→ **Work task**
Keep only the lines of the data below that contain "source", and copy them.

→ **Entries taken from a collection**
══════════

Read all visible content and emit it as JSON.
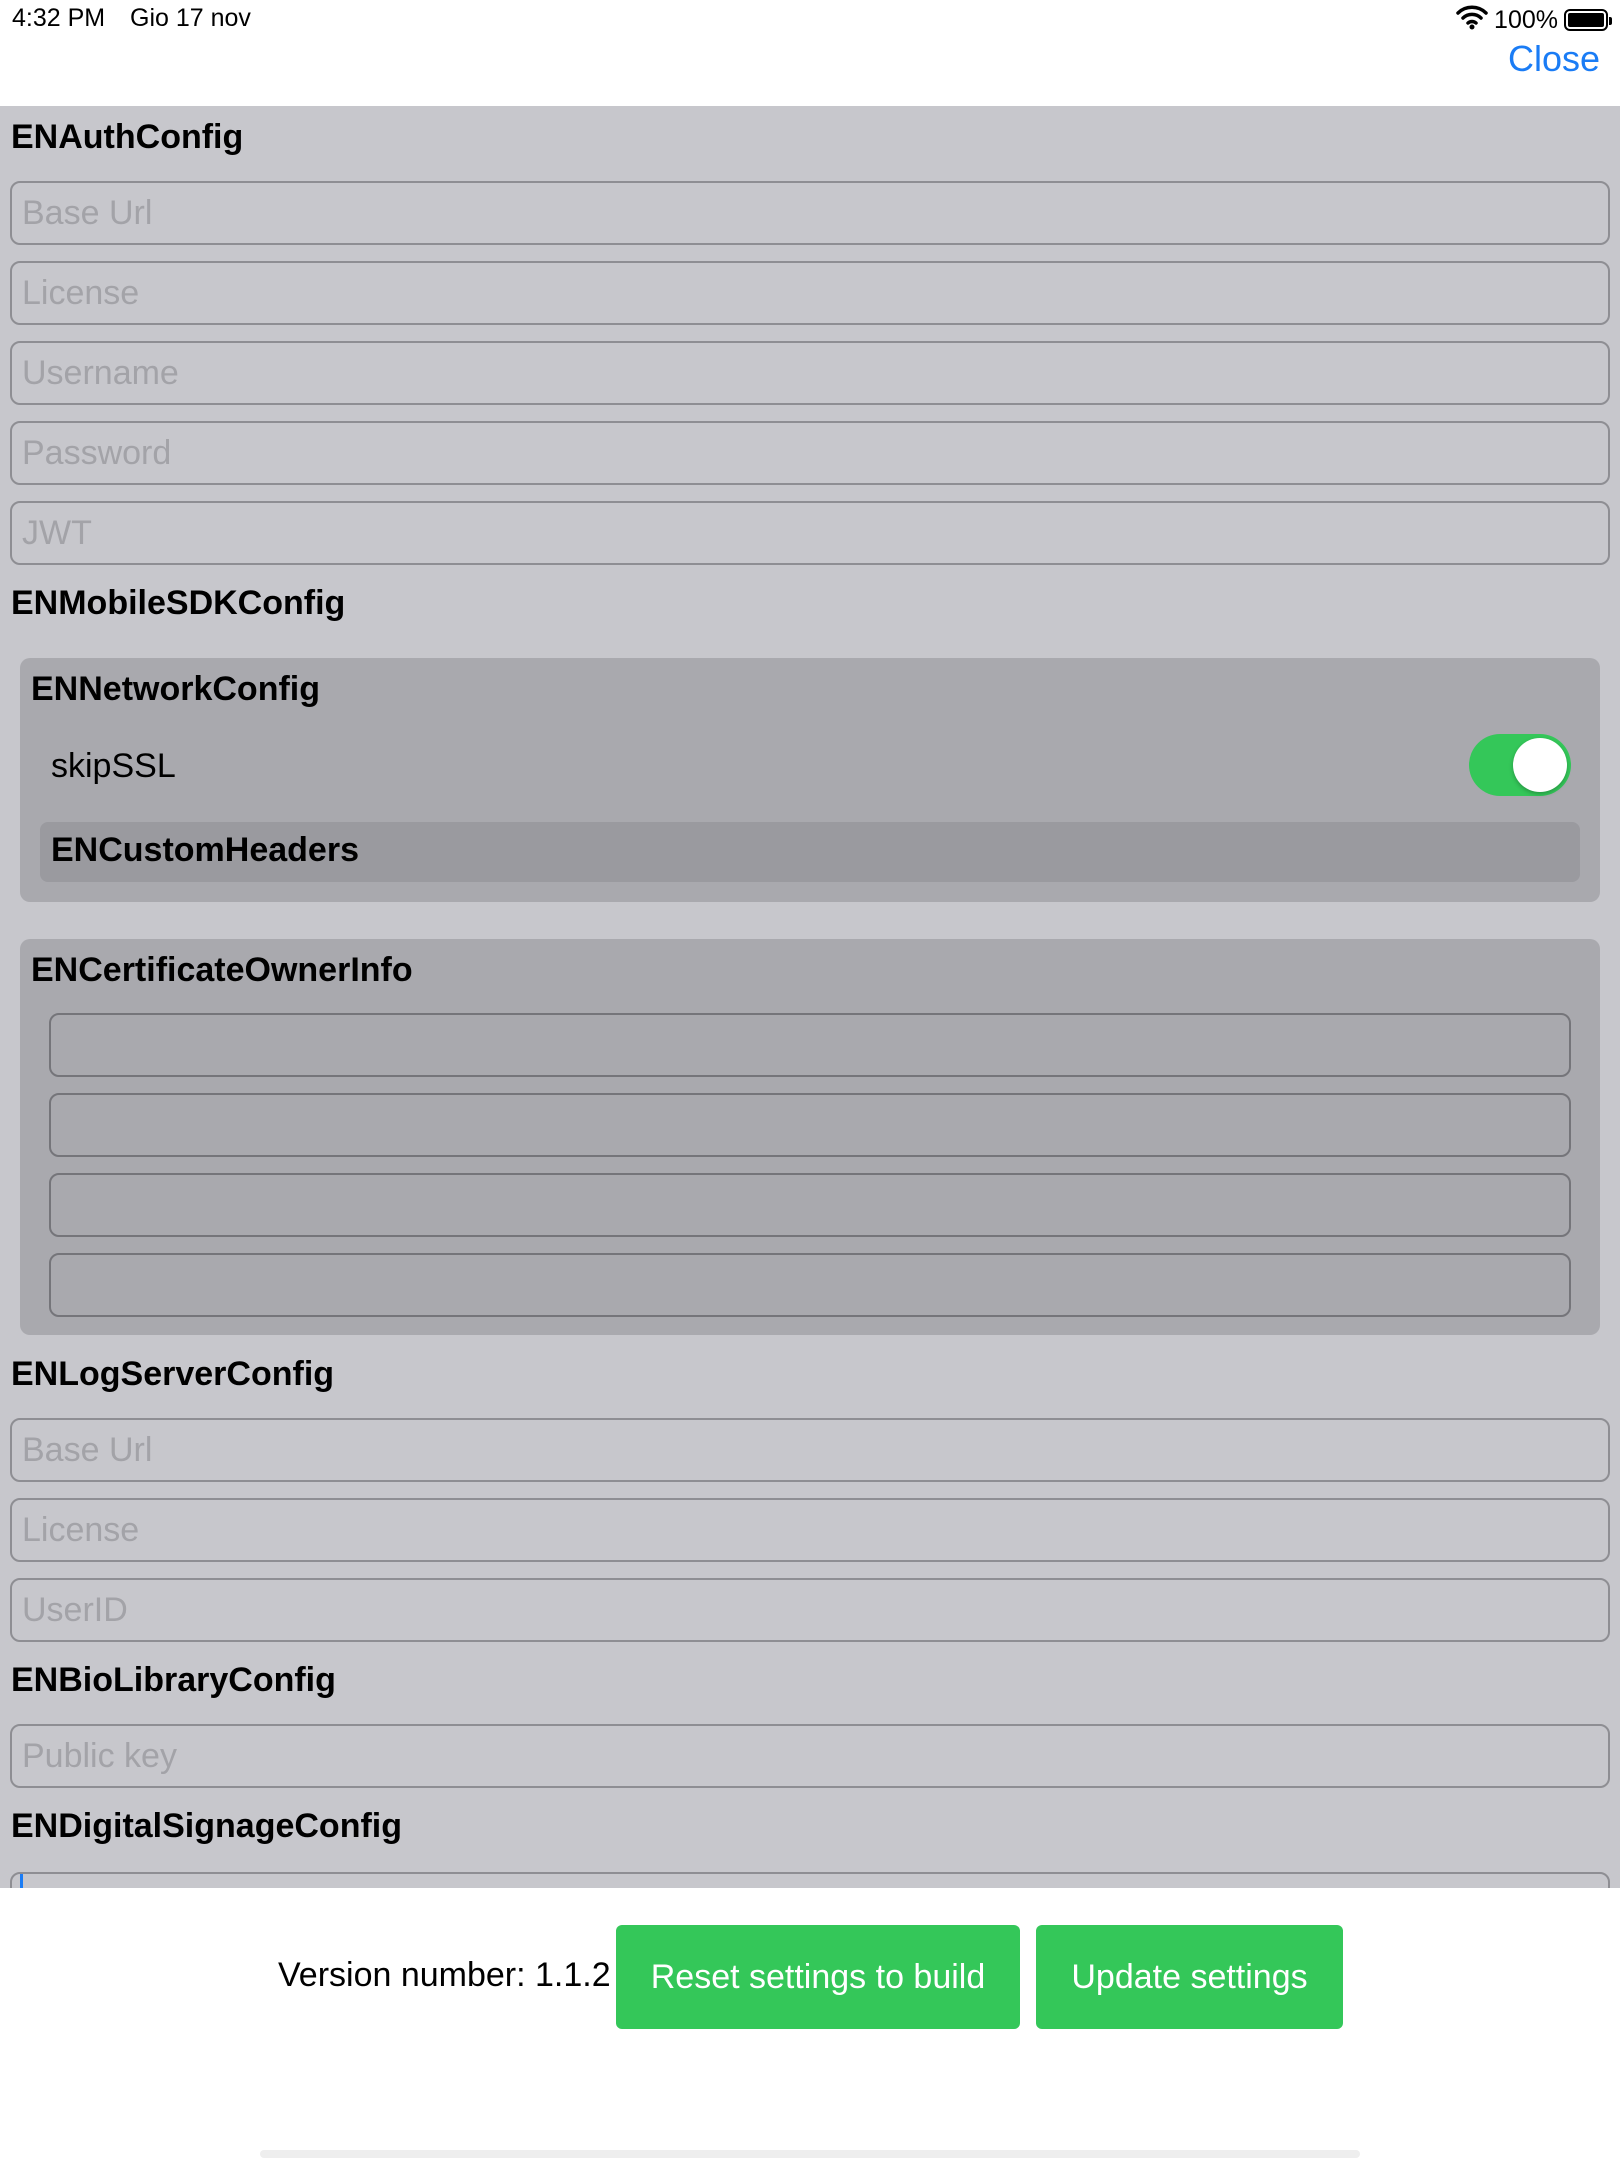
{
  "status_bar": {
    "time": "4:32 PM",
    "date": "Gio 17 nov",
    "battery": "100%"
  },
  "header": {
    "close_label": "Close"
  },
  "auth_config": {
    "title": "ENAuthConfig",
    "fields": [
      {
        "placeholder": "Base Url",
        "value": ""
      },
      {
        "placeholder": "License",
        "value": ""
      },
      {
        "placeholder": "Username",
        "value": ""
      },
      {
        "placeholder": "Password",
        "value": ""
      },
      {
        "placeholder": "JWT",
        "value": ""
      }
    ]
  },
  "mobile_sdk_config": {
    "title": "ENMobileSDKConfig",
    "network_config": {
      "title": "ENNetworkConfig",
      "skip_ssl": {
        "label": "skipSSL",
        "on": true
      },
      "custom_headers_title": "ENCustomHeaders"
    },
    "certificate_owner_info": {
      "title": "ENCertificateOwnerInfo",
      "fields": [
        {
          "value": ""
        },
        {
          "value": ""
        },
        {
          "value": ""
        },
        {
          "value": ""
        }
      ]
    }
  },
  "log_server_config": {
    "title": "ENLogServerConfig",
    "fields": [
      {
        "placeholder": "Base Url",
        "value": ""
      },
      {
        "placeholder": "License",
        "value": ""
      },
      {
        "placeholder": "UserID",
        "value": ""
      }
    ]
  },
  "bio_library_config": {
    "title": "ENBioLibraryConfig",
    "fields": [
      {
        "placeholder": "Public key",
        "value": ""
      }
    ]
  },
  "digital_signage_config": {
    "title": "ENDigitalSignageConfig"
  },
  "footer": {
    "version_label": "Version number: 1.1.2",
    "reset_label": "Reset settings to build",
    "update_label": "Update settings"
  },
  "colors": {
    "accent": "#1a7cf5",
    "button_green": "#34c759",
    "content_bg": "#c7c7cc",
    "panel_bg": "#a9a9ae",
    "subpanel_bg": "#9a9a9f"
  },
  "icons": [
    "wifi-icon",
    "battery-icon"
  ]
}
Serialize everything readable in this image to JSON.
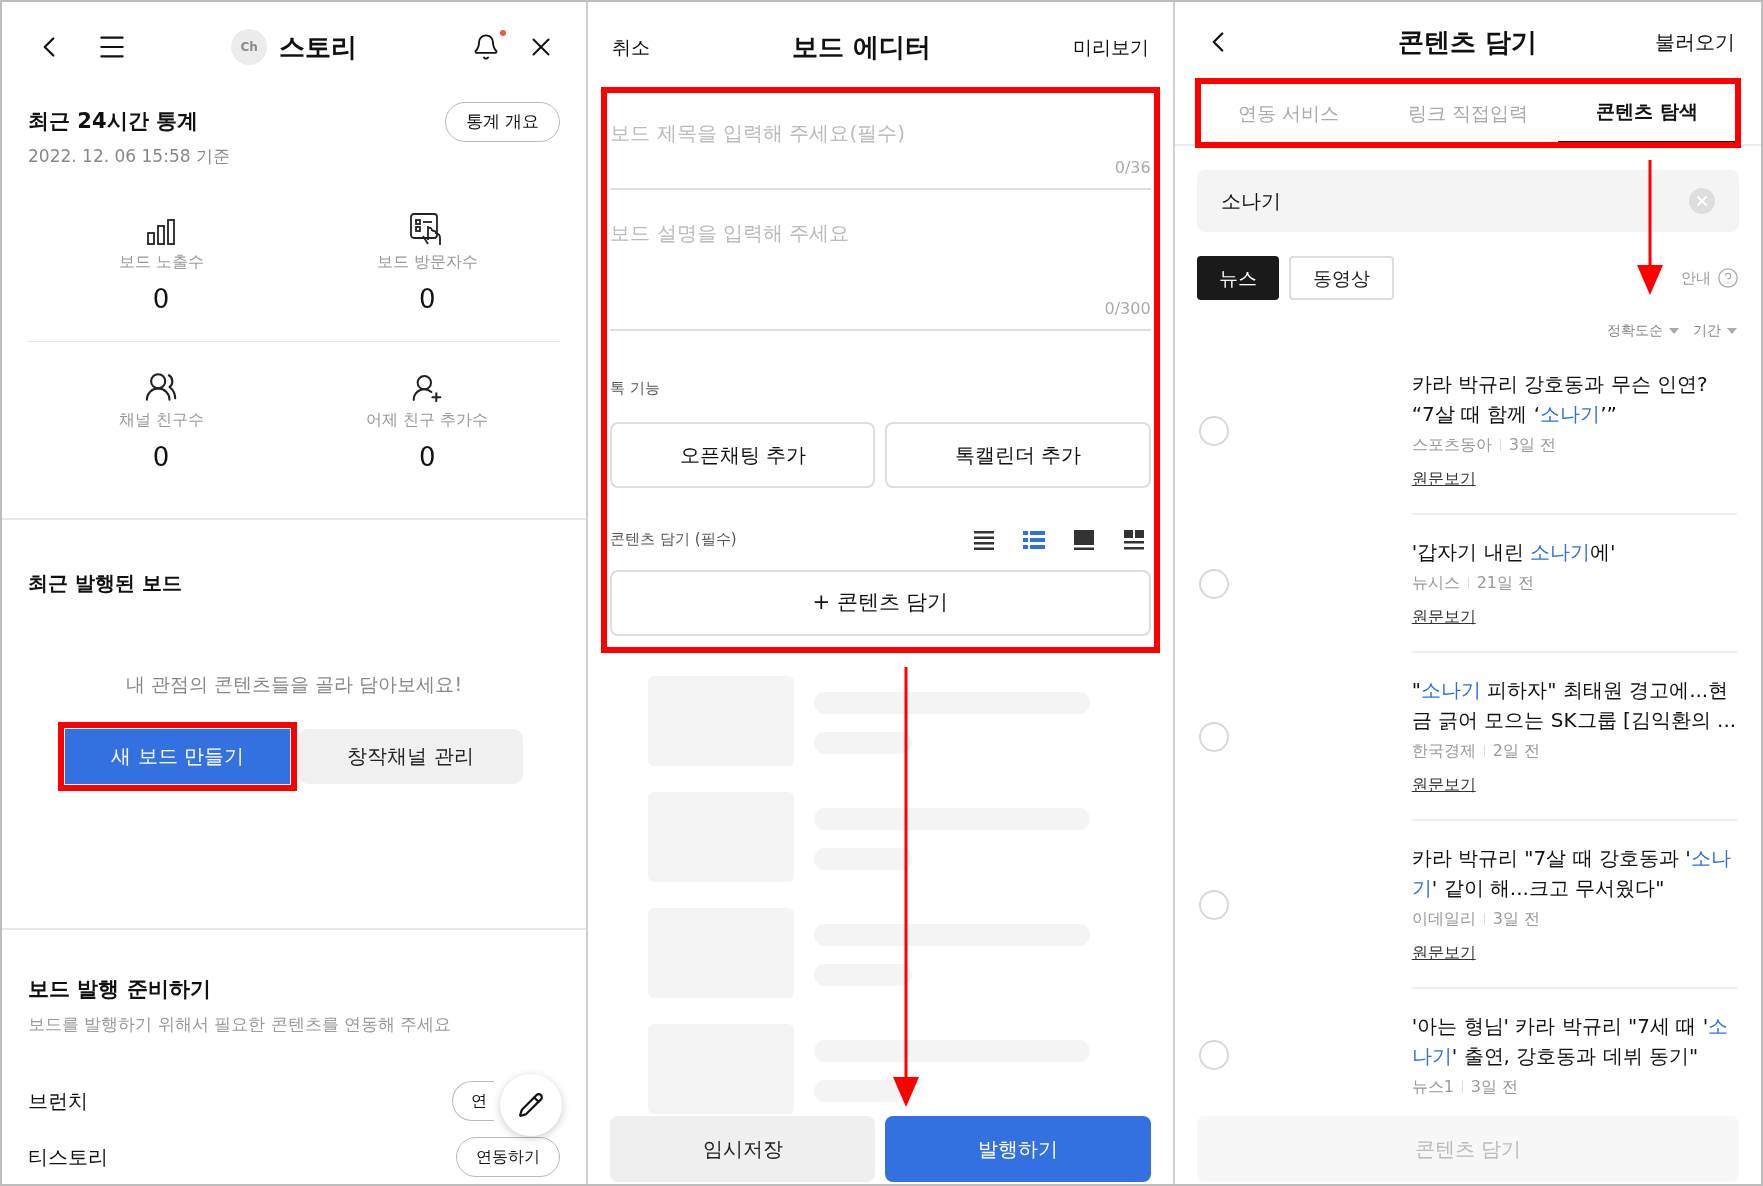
{
  "stats_screen": {
    "header": {
      "logo_text": "Ch",
      "title": "스토리",
      "notification_dot": true
    },
    "stats": {
      "title": "최근 24시간 통계",
      "button": "통계 개요",
      "timestamp": "2022. 12. 06 15:58 기준",
      "items": [
        {
          "label": "보드 노출수",
          "value": "0"
        },
        {
          "label": "보드 방문자수",
          "value": "0"
        },
        {
          "label": "채널 친구수",
          "value": "0"
        },
        {
          "label": "어제 친구 추가수",
          "value": "0"
        }
      ]
    },
    "recent": {
      "title": "최근 발행된 보드",
      "message": "내 관점의 콘텐츠들을 골라 담아보세요!",
      "buttons": [
        {
          "label": "새 보드 만들기",
          "kind": "primary",
          "highlighted": true
        },
        {
          "label": "창작채널 관리",
          "kind": "secondary",
          "highlighted": false
        }
      ]
    },
    "prepare": {
      "title": "보드 발행 준비하기",
      "subtitle": "보드를 발행하기 위해서 필요한 콘텐츠를 연동해 주세요",
      "rows": [
        {
          "name": "브런치",
          "button": "연",
          "kind": "partial"
        },
        {
          "name": "티스토리",
          "button": "연동하기",
          "kind": "full"
        }
      ]
    }
  },
  "editor_screen": {
    "header": {
      "left": "취소",
      "title": "보드 에디터",
      "right": "미리보기"
    },
    "form": {
      "highlighted": true,
      "title_field": {
        "placeholder": "보드 제목을 입력해 주세요(필수)",
        "counter": "0/36"
      },
      "description_field": {
        "placeholder": "보드 설명을 입력해 주세요",
        "counter": "0/300"
      },
      "talk_label": "톡 기능",
      "talk_buttons": [
        "오픈채팅 추가",
        "톡캘린더 추가"
      ],
      "content_label": "콘텐츠 담기 (필수)",
      "layouts": [
        {
          "selected": false
        },
        {
          "selected": true
        },
        {
          "selected": false
        },
        {
          "selected": false
        }
      ],
      "add_button": "+ 콘텐츠 담기"
    },
    "placeholders": [
      {
        "kind": "skeleton"
      },
      {
        "kind": "skeleton"
      },
      {
        "kind": "skeleton"
      },
      {
        "kind": "skeleton"
      }
    ],
    "footer": [
      {
        "label": "임시저장",
        "kind": "secondary"
      },
      {
        "label": "발행하기",
        "kind": "primary"
      }
    ]
  },
  "content_screen": {
    "header": {
      "title": "콘텐츠 담기",
      "right": "불러오기"
    },
    "tabs_highlighted": true,
    "tabs": [
      {
        "label": "연동 서비스",
        "selected": false
      },
      {
        "label": "링크 직접입력",
        "selected": false
      },
      {
        "label": "콘텐츠 탐색",
        "selected": true
      }
    ],
    "search": {
      "value": "소나기"
    },
    "chips": [
      {
        "label": "뉴스",
        "selected": true
      },
      {
        "label": "동영상",
        "selected": false
      }
    ],
    "help": "안내",
    "sorts": [
      "정확도순",
      "기간"
    ],
    "results": [
      {
        "selected": false,
        "title": [
          {
            "text": "카라 박규리 강호동과 무슨 인연? “7살 때 함께 ‘",
            "highlight": false
          },
          {
            "text": "소나기",
            "highlight": true
          },
          {
            "text": "’”",
            "highlight": false
          }
        ],
        "source": "스포츠동아",
        "age": "3일 전",
        "link": "원문보기"
      },
      {
        "selected": false,
        "title": [
          {
            "text": "'갑자기 내린 ",
            "highlight": false
          },
          {
            "text": "소나기",
            "highlight": true
          },
          {
            "text": "에'",
            "highlight": false
          }
        ],
        "source": "뉴시스",
        "age": "21일 전",
        "link": "원문보기"
      },
      {
        "selected": false,
        "title": [
          {
            "text": "\"",
            "highlight": false
          },
          {
            "text": "소나기",
            "highlight": true
          },
          {
            "text": " 피하자\" 최태원 경고에...현금 긁어 모으는 SK그룹 [김익환의 ...",
            "highlight": false
          }
        ],
        "source": "한국경제",
        "age": "2일 전",
        "link": "원문보기"
      },
      {
        "selected": false,
        "title": [
          {
            "text": "카라 박규리 \"7살 때 강호동과 '",
            "highlight": false
          },
          {
            "text": "소나기",
            "highlight": true
          },
          {
            "text": "' 같이 해...크고 무서웠다\"",
            "highlight": false
          }
        ],
        "source": "이데일리",
        "age": "3일 전",
        "link": "원문보기"
      },
      {
        "selected": false,
        "title": [
          {
            "text": "'아는 형님' 카라 박규리 \"7세 때 '",
            "highlight": false
          },
          {
            "text": "소나기",
            "highlight": true
          },
          {
            "text": "' 출연, 강호동과 데뷔 동기\"",
            "highlight": false
          }
        ],
        "source": "뉴스1",
        "age": "3일 전"
      }
    ],
    "submit": {
      "label": "콘텐츠 담기",
      "disabled": true
    }
  }
}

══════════

→ **Solution to this exercise**
        "source": "스포츠동아",
        "source": "뉴시스",
        "source": "한국경제",
        "source": "이데일리",
        "source": "뉴스1",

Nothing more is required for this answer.